Databases continue to grow but the metrics available to evaluate information retrieval systems have not changed. Large collections such as MEDLINE and the World Wide Web contain many relevant documents for common queries. Ranking is therefore increasingly important and successful information retrieval systems, such as Google, have emphasized ranking. However, existing evaluation metrics such as precision and recall, do not directly account for ranking. This paper describes a novel way of measuring information retrieval performance using weighted hit curves adapted from the field of statistical detection to reflect multiple desirable characteristics such as relevance, importance, and methodologic quality.

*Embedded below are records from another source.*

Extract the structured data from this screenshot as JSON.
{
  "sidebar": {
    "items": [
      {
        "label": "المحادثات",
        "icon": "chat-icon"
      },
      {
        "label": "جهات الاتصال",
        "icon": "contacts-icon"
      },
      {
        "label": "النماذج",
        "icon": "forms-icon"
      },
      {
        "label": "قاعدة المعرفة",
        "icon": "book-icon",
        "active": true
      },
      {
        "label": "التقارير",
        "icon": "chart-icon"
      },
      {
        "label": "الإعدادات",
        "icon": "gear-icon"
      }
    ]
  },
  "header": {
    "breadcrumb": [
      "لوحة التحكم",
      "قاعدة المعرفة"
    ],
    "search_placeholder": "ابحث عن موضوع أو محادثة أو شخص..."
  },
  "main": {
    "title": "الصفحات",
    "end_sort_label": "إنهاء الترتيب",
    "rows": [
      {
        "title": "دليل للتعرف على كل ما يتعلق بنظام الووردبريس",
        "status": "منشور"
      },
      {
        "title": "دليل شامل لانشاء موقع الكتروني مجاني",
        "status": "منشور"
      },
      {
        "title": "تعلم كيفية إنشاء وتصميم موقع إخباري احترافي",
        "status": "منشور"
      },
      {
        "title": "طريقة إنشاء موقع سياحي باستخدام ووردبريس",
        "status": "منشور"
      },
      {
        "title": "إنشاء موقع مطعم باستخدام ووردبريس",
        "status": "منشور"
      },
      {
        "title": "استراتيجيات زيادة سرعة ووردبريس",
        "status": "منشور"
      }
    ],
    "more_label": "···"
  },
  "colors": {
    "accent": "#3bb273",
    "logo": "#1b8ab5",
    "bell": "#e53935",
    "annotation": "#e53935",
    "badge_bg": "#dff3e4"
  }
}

In statistical detection, hit curves have been proposed to represent occurrence of interesting events during a detection process. Similarly, hit curves can be used to study the position of relevant documents within large result sets. We describe hit curves in light of a formal model of information retrieval, show how hit curves represent system performance including ranking, and define ways to statistically compare performance of multiple systems using hit curves. We provide example scenarios where traditional measures are less suitable than hit curves and conclude that hit curves may be useful for evaluating retrieval from large collections where ranking performance is crucial. © 2006 Elsevier Inc. All rights reserved.
Herskovic, J. R., Iyengar, M. S., & Bernstam, E. V. (2007). Using hit curves to compare search algorithm performance. Journal of Biomedical Informatics, 40(2), 93–99. https://doi.org/10.1016/j.jbi.2005.12.007